>>> numbers = [2, 1, 3, 4, 7, 11, 18]

>>> map(square, filter(is_odd, numbers))

<map object at 0x7ff0b70ef1c0>

This makes a lazy iterable which will include squares of all of the odd numbers in our list.

As we loop over the lazy map object we get back, we’ll see that it includes the square of all the odd numbers from our original list:

>>> list(map(square, filter(is_odd, numbers)))

[1, 9, 49, 121]

We could accomplish this same task using a generator expression, like this:

>>> (square(n) for n in numbers if is_odd(n))

<generator object <genexpr> at 0x7ff0b710aba0>

Though if we wanted to get a list instead of a lazy iterable, we could write it as a list comprehension instead:

>>> [square(n) for n in numbers if is_odd(n)]

[1, 9, 49, 121]
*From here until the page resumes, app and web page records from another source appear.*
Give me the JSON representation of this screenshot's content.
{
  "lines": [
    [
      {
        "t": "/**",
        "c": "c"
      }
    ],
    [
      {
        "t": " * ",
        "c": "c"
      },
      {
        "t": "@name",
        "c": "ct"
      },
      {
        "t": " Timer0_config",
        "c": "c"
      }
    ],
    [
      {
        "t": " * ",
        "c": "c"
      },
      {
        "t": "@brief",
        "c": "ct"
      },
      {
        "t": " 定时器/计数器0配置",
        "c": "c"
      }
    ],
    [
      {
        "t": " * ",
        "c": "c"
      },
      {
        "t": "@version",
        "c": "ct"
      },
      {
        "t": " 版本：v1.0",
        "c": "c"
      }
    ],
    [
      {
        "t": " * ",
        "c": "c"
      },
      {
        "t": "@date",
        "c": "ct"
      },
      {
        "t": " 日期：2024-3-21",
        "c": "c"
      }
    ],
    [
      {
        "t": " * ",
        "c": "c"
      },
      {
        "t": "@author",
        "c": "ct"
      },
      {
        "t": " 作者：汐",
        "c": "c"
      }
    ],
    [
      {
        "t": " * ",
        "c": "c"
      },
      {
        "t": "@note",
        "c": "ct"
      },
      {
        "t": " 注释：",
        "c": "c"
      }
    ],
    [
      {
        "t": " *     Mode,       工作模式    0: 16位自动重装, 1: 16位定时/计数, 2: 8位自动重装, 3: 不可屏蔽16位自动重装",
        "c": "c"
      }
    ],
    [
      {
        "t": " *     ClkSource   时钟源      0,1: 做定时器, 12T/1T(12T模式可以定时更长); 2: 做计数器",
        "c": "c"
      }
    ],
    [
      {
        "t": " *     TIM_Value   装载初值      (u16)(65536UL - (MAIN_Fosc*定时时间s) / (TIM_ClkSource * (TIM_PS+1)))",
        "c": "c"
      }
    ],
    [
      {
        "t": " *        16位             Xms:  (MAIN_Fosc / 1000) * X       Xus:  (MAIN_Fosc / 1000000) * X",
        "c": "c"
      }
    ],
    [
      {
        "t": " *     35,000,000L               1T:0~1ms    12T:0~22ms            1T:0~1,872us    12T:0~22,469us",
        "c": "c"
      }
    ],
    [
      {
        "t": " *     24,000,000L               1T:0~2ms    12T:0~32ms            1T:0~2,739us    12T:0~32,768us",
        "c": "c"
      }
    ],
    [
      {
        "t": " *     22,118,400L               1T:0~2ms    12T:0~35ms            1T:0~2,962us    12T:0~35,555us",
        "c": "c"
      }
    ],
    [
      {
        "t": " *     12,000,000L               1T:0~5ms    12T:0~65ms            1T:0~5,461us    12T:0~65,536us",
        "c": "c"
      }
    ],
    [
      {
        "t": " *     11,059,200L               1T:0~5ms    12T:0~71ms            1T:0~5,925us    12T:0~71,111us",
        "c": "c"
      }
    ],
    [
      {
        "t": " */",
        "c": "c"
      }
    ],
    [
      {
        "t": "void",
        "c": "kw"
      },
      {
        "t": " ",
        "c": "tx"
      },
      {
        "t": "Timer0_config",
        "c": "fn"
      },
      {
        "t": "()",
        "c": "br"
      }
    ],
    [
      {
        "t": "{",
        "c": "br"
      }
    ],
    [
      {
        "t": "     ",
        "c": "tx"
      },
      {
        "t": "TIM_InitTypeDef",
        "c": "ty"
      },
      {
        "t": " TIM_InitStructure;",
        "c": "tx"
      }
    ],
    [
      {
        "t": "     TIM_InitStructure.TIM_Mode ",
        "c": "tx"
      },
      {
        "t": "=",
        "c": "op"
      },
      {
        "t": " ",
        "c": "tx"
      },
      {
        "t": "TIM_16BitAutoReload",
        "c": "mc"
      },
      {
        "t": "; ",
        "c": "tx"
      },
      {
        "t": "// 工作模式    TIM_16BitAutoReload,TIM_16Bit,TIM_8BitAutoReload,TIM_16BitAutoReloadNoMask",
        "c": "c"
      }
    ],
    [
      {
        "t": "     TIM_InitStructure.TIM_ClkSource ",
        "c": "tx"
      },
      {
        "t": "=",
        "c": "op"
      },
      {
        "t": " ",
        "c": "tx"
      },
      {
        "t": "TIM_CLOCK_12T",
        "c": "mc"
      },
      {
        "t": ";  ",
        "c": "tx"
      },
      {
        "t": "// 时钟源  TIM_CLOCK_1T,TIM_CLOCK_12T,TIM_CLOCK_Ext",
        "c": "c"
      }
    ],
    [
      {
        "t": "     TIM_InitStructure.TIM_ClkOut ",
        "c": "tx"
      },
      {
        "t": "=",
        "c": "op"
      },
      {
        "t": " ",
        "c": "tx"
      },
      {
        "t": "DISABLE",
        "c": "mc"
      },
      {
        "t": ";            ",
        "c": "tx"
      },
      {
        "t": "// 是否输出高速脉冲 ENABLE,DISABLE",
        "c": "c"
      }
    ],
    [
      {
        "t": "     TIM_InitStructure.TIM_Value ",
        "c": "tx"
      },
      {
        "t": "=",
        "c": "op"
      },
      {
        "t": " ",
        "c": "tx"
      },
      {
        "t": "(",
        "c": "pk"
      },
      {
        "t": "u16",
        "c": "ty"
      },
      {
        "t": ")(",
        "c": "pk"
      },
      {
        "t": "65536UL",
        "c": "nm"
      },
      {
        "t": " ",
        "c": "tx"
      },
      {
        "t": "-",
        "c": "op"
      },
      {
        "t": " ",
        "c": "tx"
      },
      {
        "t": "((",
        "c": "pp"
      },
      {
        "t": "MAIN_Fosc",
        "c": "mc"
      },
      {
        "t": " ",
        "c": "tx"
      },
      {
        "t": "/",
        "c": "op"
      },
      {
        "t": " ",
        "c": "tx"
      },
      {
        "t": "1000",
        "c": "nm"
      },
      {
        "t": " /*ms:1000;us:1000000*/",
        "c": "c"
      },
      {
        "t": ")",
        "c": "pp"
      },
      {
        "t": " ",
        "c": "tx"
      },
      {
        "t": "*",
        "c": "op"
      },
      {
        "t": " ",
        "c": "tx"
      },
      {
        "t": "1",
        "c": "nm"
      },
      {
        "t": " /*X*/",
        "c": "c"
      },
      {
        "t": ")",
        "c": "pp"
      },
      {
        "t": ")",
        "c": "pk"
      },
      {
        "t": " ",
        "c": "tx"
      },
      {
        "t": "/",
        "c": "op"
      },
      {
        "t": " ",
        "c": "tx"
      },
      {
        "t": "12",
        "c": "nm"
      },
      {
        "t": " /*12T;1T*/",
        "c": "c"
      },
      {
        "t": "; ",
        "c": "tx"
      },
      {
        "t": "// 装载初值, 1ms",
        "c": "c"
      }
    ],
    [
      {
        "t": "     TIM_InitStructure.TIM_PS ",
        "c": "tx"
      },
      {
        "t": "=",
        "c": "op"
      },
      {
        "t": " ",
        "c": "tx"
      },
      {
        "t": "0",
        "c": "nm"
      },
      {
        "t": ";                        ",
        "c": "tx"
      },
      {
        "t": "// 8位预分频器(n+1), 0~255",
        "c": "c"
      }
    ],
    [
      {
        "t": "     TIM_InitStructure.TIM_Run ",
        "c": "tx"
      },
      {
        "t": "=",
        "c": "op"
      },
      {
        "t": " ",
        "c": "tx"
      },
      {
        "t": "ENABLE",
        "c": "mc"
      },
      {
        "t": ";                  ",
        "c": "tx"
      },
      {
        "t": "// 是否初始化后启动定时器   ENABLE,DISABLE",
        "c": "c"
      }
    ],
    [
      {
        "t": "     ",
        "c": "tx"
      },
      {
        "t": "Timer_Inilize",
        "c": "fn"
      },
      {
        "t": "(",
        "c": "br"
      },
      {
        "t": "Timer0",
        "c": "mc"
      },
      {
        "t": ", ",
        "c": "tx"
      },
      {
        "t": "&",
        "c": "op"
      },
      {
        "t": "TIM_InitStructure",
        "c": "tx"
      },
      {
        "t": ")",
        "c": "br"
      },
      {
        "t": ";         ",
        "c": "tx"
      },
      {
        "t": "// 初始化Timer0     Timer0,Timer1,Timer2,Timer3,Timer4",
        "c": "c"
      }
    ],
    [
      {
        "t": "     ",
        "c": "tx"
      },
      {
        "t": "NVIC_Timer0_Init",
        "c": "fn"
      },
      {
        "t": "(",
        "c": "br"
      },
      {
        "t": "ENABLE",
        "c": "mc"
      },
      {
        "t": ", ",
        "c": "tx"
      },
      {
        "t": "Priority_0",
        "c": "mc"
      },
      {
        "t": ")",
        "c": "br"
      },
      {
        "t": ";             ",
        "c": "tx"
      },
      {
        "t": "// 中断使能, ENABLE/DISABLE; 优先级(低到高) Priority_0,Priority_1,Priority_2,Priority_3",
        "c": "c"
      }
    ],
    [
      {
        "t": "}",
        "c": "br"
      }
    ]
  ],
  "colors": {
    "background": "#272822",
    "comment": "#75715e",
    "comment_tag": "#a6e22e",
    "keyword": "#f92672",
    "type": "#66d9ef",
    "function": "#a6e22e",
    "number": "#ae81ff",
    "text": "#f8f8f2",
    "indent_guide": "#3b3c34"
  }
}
I find this list comprehension (or generator expression) version a lot more readable than the equivalent map and filter version of the same code:

>>> list(map(square, filter(is_odd, numbers)))

[1, 9, 49, 121]

The map and filter version is a little bit inside-out looking: we pass a function (square) to map along with a filter object which has a function (is_odd) and an iterable (numbers) passed to it.

Whereas the list comprehension version looks more like the English sentence I might say in order to describe the operation we’re performing:

>>> [square(n) for n in numbers if is_odd(n)]

[1, 9, 49, 121]

In fact, with the generator expression or list comprehension, you don’t even need extra functions to call (unlike with map and filter).

You can write out the operations (n**2 and if n % 2 == 1) right inside the first part and last part of a list comprehension (or generator expression):

>>> [n**2 for n in numbers if n % 2 == 1]

[1, 9, 49, 121]

In fact, I think of **the first part** of a generator expression is **the mapping part**, and **the last part** of a generator expression as **the filtering part** because they serve the same purpose as the built-in map and filter functions.

### Summary

The map function performs **a transformation on each item in an iterable**, returning a lazy iterable back.

The filter function **filters down items in an iterable**, returning a lazy iterable back.

Instead of map and filter, I tend to prefer generator expressions.

The first part of a generator expression is the mapping part, and the last optional part of a generator expression (the condition) is the filtering part.